In Patrick Lencioni’s book, The 5 Dysfunctions of a Team, it dives into why effective teams are precious and provides specific recommendations for eliminating any barriers that lead to dysfunctional teams. The five dysfunctions are: Absence of Trust, Fear of Conflict, Lack of Commitment, Avoidance of Accountability and Inattention to Result. Absence of Trust being at the bottom of the pyramid indicates that organizations cannot resolve higher level issues without addressing the lower levels first and the launchpad for all five dysfunctions.
Teams who lack trust conceal weaknesses and mistakes, hesitate to ask for help, jump to conclusions regarding the intentions of others, hold grudges and dread meetings. This lack of trust is about the fear of being vulnerable to one another; by protecting one’s sense of invulnerability, these individuals prevent the team from developing and engaging in meaningful work conflict to reach better outcomes. To overcome this dysfunction, organizations can help team members focus on strengths rather than weaknesses in other members and themselves; having knowledge of one’s strengths builds confidence and can free individuals from the fear to show their weaknesses. Therefore, having a discussion of individual strengths can inspire team members to recognize and appreciate the skills of their teammates and offer assistance related to what they are good at in times of need.
Workplace diversity contributes to better results with the premise of people having different and opposing ideas about work and decisions, yet with a fear of conflict, organizations will not be able to benefit from diversity if opposing ideas are held back for fear of conflict. Teams that fear conflict hesitate to voice opinions and concerns, ignore controversial topics even if they have the potential to determine the team’s success, have more interpersonal conflicts and have backchannel communication coupled with politics. Suggest an inherently bad idea in a team meeting and if the team accepts your idea without any attempts to oppose it, the team suffers from this dysfunction. To resolve this, assign a ‘devil’s advocate’ who finds fault with suggestions by voicing out his opinions which will encourage other members to defend their point, training the team to find faults with ideas and not the people that voice them out.
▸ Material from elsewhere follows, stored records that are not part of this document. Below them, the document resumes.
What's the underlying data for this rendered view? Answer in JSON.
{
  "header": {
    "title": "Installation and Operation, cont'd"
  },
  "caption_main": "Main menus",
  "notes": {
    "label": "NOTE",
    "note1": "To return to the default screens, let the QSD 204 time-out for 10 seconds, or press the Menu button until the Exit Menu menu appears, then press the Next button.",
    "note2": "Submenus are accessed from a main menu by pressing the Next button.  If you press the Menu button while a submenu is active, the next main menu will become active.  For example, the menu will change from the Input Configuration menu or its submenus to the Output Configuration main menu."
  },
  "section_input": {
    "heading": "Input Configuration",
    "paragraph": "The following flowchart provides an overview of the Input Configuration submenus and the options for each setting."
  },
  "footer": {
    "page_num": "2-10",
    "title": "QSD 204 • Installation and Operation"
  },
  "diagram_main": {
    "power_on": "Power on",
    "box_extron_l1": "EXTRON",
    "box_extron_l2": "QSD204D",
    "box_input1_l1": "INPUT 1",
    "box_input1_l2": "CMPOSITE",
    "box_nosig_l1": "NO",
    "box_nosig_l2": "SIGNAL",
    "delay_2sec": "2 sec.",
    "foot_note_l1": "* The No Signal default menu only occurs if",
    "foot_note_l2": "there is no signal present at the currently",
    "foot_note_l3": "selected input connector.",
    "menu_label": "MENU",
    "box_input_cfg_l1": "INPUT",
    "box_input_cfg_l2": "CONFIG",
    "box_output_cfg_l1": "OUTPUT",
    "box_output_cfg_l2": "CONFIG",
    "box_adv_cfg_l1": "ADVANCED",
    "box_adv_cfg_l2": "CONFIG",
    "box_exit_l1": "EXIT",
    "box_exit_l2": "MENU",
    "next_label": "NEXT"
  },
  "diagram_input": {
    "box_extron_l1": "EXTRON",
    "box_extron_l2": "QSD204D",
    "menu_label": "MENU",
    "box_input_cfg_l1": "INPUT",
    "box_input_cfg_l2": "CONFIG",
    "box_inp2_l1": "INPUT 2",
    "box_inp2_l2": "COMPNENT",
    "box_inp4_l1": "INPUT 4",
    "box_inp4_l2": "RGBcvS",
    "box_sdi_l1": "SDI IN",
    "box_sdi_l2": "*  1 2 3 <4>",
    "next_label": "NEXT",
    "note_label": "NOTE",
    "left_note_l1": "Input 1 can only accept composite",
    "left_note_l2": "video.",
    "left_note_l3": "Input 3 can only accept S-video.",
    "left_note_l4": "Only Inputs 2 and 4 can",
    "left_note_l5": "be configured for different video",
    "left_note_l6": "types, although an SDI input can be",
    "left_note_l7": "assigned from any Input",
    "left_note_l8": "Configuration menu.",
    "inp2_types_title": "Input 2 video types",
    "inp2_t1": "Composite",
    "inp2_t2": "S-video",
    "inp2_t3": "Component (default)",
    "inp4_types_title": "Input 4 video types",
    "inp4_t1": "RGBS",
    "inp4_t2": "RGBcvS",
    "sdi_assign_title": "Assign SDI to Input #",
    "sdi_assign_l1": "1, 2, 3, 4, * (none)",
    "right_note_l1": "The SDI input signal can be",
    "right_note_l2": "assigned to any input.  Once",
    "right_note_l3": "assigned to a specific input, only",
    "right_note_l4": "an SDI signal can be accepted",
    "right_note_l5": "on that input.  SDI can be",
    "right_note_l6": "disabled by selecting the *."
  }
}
Team members who avoid open discussion of controversial topics fail to commit to the adopted course of action or team goals overall. Teams that lack commitment lack confidence and are in fear of failure, make ambiguity and second-guessing thrive and fail to seize opportunity by spending too much time on making decisions. Organizations can make it a rule to summarize all key decisions made during meetings and the rationale behind, clarifying what should and should not be communicated. Organizations can also facilitate commitment by encouraging the team to discuss possible pitfalls and worst-case scenarios and define clear deadlines for actions and decisions themselves. Team members will assume responsibility to arrive at the best possible solution and commit to it rather than postponing the solution.
People are used to emphasizing personal responsibility for one’s actions, hence individuals do not like to interfere with what others do or don’t do. However, this is counterproductive to the team’s success which is reliant on members’ ability to hold each other accountable for personal decisions and actions. Teams that avoid accountability make high performers discouraged, miss deadlines, make team leaders overwhelmed and remain mediocre. Resolving this dysfunction can be done through holding regular progress reviews and rewarding team achievements.
Inattention to results stems from an individual’s focus on their own achievements or status at the expense of collective results. This makes team members do things that do not promote collective goals just to obtain individual recognition or enhance their ego. Teams that are not focused on collective results loose achievement-oriented team members, get easily distracted from collective goals easily, fail to develop and lose market competition. It is vital to have clear metrics in place to assess results and make sure that an individual’s zeal aligns well with common goals.
Great teams are made and it needs to be recognized, and discover what dysfunction prevents the team from achieving common goals and tackle it with definite managerial decisions. Once this is done, the team will feel comfortable working towards a common goal, leverages diversity and exploits the ideas of everyone on the team, share common goals and objectives, quickly identify potential problems questioning each other’s actions and approaches and lastly minimize individualistic behavior in order to enjoy success and development. AwanTunai constantly observes and rectifies any of these dysfunctions that might be present to ensure its success. If you want to work in a great team, come join us today!